──────── Data in this exercise ────────

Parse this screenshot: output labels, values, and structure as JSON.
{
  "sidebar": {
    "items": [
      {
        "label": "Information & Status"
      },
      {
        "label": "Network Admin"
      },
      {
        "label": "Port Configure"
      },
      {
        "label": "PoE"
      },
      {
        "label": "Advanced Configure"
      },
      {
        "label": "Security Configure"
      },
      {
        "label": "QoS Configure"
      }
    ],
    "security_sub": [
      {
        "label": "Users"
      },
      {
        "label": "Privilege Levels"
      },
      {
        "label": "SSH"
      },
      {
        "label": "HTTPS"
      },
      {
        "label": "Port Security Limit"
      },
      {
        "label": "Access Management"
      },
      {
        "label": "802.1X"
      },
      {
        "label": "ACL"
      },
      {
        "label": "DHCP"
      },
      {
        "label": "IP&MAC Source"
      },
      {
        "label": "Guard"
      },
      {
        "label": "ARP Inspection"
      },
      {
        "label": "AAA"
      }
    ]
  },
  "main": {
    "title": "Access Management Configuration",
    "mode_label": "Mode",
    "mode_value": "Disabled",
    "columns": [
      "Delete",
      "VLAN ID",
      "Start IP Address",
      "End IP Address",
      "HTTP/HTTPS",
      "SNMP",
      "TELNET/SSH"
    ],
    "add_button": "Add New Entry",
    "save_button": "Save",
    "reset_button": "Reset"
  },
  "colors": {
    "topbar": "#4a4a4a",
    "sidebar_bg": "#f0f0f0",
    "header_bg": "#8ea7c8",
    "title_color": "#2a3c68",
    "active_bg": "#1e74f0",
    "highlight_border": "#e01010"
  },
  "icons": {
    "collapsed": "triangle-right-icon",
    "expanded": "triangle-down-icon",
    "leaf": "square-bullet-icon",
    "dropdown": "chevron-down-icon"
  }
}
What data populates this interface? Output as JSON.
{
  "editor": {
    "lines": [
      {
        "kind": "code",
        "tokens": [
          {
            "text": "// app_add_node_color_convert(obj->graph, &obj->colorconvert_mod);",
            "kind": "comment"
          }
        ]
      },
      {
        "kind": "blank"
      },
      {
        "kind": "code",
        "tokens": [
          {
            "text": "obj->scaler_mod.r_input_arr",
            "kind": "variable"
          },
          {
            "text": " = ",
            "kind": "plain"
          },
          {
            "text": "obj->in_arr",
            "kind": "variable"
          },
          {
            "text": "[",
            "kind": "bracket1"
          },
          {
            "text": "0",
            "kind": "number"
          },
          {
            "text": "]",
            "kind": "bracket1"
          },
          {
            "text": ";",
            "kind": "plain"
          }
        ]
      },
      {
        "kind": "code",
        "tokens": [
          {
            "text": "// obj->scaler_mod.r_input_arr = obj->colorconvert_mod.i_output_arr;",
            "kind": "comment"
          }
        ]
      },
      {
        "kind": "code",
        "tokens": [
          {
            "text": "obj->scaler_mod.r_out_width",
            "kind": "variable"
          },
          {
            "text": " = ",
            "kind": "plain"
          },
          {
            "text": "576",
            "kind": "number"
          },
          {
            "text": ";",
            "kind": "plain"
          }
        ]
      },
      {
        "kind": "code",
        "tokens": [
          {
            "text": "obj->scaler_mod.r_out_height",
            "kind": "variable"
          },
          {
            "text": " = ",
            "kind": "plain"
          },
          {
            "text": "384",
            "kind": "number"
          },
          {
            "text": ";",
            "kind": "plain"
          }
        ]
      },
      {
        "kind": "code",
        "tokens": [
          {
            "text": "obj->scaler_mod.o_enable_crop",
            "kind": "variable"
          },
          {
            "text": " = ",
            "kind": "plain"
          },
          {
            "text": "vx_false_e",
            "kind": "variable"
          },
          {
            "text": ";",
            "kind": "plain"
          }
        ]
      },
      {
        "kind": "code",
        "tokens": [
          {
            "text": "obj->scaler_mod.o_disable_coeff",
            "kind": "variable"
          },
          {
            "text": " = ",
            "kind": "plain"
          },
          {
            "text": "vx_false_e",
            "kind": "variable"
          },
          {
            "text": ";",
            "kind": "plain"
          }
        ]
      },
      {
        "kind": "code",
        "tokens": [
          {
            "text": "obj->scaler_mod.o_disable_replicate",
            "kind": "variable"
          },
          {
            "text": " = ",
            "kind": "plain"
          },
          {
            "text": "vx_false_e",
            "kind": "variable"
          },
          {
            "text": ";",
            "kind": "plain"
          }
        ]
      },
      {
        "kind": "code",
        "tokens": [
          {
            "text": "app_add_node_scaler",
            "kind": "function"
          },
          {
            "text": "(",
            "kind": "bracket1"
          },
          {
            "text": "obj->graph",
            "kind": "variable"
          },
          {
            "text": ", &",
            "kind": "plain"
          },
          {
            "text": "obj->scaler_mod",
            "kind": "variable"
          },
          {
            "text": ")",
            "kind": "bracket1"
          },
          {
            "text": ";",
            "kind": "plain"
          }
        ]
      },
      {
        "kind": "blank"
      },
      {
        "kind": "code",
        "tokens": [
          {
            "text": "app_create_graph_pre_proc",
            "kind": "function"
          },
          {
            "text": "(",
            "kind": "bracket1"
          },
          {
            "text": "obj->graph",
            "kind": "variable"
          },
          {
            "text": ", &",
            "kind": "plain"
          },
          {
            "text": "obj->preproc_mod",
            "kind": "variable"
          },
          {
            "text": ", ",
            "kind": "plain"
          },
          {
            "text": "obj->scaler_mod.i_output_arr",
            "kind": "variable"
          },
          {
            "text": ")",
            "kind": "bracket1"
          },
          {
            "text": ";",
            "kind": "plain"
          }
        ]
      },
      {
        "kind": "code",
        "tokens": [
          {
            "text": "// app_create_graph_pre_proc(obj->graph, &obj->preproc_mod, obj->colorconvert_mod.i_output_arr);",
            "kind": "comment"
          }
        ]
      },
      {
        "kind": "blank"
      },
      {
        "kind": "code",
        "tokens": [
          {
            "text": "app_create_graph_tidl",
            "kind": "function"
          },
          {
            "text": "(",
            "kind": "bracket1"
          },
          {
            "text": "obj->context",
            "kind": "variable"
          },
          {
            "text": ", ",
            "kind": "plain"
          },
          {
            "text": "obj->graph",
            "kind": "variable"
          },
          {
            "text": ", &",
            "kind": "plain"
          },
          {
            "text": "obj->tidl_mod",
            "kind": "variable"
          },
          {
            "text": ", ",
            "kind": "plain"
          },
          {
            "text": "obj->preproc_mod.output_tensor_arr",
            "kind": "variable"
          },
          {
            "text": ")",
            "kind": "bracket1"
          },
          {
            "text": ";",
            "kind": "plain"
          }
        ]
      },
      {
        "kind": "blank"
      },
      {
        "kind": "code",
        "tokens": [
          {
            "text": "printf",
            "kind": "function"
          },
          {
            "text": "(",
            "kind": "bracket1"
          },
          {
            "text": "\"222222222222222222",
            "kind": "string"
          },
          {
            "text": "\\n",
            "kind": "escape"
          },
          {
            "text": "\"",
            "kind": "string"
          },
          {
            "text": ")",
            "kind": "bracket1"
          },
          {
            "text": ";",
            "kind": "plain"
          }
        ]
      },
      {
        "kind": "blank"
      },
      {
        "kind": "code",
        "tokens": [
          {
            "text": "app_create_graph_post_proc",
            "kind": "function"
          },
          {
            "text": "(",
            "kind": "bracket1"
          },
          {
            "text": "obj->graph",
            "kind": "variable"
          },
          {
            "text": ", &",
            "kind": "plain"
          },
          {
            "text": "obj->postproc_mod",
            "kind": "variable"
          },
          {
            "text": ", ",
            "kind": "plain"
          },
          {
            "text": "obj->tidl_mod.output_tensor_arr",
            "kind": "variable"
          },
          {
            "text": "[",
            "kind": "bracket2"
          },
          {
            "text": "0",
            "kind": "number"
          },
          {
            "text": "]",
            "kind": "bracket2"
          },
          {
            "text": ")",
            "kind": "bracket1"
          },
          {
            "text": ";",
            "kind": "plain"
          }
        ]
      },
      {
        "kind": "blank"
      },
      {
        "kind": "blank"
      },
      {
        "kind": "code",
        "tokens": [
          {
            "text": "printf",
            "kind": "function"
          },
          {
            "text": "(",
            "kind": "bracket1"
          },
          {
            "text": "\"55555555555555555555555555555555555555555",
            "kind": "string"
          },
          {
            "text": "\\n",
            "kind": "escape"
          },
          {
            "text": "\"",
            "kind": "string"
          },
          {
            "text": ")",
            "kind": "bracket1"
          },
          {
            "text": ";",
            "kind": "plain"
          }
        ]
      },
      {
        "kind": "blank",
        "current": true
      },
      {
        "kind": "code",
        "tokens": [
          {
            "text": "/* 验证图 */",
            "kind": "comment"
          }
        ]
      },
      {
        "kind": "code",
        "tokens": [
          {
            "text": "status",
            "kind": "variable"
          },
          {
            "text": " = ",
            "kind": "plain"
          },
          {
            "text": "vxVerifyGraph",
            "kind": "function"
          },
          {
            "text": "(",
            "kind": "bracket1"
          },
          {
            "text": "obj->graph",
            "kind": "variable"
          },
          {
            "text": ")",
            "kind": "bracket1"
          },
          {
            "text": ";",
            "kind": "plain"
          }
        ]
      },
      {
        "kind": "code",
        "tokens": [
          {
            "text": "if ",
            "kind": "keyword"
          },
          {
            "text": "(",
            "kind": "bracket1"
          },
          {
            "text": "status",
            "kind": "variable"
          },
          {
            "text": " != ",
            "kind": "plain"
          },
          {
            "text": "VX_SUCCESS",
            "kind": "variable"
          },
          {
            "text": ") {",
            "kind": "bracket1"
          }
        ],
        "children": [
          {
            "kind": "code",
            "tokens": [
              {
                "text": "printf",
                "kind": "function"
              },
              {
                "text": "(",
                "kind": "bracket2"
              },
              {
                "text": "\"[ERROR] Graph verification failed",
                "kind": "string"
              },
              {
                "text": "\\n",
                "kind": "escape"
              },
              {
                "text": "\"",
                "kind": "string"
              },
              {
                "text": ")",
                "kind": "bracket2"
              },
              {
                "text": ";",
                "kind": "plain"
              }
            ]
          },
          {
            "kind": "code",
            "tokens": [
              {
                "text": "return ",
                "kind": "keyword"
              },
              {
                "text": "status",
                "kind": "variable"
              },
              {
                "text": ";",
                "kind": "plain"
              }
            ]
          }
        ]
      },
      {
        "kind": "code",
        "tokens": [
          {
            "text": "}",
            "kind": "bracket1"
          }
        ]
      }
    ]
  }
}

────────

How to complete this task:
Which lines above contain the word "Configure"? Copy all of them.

Your response:
        "label": "Port Configure"
        "label": "Advanced Configure"
        "label": "Security Configure"
        "label": "QoS Configure"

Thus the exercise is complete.